Please return every line of the records below that contains the word "PLUS".

[[ ENTRIES PROVIDED open ]]

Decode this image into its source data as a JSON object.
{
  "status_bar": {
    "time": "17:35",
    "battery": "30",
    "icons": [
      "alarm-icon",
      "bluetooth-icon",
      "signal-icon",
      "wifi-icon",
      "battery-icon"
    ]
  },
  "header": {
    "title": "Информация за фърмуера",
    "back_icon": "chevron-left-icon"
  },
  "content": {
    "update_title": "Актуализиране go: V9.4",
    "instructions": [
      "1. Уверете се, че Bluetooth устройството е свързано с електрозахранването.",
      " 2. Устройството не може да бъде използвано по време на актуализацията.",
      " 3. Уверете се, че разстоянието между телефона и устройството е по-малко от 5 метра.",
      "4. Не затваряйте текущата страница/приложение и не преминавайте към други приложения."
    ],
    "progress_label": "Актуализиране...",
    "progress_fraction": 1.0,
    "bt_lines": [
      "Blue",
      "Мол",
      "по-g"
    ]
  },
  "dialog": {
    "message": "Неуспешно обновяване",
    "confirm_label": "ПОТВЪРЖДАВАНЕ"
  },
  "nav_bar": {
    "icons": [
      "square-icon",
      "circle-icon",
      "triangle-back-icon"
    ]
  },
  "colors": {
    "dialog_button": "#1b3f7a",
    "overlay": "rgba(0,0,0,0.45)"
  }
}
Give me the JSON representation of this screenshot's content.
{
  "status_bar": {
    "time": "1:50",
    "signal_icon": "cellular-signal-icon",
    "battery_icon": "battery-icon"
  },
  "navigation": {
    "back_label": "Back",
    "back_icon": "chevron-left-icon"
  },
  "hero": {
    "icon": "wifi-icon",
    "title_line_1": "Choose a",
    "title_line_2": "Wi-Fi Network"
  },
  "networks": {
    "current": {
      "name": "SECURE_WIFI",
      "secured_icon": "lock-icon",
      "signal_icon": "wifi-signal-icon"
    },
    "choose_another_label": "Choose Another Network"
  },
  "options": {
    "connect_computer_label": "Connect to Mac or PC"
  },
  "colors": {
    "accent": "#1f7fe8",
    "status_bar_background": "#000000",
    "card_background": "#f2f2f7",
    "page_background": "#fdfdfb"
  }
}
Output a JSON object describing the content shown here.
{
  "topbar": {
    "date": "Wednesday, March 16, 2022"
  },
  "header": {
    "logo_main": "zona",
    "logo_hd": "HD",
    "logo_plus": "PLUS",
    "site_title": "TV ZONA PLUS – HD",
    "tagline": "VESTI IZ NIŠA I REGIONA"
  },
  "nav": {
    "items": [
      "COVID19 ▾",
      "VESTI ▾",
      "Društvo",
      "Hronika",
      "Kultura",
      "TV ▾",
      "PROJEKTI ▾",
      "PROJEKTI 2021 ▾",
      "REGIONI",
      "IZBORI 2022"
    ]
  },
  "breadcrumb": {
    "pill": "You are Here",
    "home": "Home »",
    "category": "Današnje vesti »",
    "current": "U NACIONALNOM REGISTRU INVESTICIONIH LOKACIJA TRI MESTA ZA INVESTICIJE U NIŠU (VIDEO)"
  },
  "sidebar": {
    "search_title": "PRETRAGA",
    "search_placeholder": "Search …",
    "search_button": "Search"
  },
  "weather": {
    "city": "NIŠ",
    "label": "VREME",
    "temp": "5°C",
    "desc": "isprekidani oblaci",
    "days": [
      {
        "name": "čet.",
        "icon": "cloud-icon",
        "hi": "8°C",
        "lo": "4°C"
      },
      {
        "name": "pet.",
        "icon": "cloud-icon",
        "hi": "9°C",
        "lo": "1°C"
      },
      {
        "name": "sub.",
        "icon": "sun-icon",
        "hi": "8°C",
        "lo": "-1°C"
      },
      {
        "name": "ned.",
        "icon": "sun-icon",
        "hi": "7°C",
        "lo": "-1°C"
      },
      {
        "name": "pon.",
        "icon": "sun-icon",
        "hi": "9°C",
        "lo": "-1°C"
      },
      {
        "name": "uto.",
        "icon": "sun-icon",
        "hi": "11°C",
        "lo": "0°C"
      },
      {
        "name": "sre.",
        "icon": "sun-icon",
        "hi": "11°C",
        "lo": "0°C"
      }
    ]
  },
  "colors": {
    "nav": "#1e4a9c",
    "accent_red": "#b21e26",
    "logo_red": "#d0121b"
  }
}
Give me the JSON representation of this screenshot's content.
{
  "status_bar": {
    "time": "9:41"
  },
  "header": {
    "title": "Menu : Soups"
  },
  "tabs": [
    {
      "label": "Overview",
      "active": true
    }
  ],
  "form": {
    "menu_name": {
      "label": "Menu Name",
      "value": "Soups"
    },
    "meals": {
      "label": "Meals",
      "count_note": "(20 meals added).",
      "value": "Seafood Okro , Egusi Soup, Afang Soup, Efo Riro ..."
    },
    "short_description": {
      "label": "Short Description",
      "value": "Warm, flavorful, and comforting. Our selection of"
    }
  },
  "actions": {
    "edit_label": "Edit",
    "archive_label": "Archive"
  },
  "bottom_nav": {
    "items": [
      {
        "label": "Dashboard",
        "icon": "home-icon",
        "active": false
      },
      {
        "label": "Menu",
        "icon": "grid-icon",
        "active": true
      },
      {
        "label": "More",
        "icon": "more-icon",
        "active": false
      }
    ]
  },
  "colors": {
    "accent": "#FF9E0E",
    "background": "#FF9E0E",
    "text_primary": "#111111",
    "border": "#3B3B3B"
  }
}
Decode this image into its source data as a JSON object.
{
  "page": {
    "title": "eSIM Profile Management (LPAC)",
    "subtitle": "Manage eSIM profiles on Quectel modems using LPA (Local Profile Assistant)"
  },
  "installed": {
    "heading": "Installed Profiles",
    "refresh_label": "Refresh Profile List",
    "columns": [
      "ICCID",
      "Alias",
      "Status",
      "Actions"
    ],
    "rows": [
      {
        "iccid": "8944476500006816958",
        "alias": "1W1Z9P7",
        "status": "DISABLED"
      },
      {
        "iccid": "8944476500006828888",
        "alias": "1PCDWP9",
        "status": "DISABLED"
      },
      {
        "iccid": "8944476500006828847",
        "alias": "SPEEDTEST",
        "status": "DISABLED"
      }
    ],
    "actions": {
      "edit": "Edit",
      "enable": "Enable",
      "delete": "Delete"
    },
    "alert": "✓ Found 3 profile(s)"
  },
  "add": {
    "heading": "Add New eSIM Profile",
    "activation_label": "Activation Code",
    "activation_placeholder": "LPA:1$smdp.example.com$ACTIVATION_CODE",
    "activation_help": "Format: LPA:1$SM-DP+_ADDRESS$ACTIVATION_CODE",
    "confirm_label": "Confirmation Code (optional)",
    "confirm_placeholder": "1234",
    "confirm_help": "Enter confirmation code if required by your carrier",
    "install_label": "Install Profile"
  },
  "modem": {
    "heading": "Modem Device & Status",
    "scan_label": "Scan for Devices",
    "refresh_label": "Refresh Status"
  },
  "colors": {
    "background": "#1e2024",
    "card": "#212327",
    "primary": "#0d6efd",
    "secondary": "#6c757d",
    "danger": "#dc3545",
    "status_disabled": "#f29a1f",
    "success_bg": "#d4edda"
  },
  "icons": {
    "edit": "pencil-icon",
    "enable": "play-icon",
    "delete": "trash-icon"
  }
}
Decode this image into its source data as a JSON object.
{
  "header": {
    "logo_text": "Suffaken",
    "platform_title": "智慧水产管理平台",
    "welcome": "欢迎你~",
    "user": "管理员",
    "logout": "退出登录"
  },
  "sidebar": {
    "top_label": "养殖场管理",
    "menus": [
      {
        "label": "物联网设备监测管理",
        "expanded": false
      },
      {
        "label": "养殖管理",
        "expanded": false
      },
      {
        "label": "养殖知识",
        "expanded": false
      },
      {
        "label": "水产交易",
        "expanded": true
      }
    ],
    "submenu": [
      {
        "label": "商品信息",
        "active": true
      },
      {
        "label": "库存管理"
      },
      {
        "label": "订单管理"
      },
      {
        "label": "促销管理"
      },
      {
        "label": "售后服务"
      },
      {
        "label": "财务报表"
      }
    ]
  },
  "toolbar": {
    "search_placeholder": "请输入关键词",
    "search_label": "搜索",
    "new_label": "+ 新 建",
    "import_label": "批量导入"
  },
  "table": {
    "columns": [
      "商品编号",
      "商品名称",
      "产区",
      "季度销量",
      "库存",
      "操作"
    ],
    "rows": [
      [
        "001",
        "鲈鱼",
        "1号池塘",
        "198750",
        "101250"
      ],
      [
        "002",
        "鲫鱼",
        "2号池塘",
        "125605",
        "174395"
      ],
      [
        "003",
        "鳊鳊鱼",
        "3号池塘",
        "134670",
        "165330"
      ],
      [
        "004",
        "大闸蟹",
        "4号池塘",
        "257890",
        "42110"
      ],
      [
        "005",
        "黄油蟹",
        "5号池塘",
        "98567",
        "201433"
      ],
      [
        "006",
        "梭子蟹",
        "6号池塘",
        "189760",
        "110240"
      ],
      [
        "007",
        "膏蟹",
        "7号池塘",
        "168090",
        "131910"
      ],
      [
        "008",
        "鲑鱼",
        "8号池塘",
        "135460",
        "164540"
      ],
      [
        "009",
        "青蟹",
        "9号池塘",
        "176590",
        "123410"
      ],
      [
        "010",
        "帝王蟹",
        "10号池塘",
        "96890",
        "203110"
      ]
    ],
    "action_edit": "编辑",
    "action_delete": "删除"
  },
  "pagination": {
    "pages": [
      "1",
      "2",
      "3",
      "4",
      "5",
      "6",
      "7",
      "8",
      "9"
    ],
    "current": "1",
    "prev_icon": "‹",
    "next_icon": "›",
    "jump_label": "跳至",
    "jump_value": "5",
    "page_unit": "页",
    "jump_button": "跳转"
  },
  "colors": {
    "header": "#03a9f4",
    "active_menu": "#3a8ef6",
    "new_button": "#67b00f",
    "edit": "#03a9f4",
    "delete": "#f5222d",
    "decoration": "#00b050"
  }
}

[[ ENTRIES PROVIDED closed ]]

**FINISHED TASK:**
    "logo_plus": "PLUS",
    "site_title": "TV ZONA PLUS – HD",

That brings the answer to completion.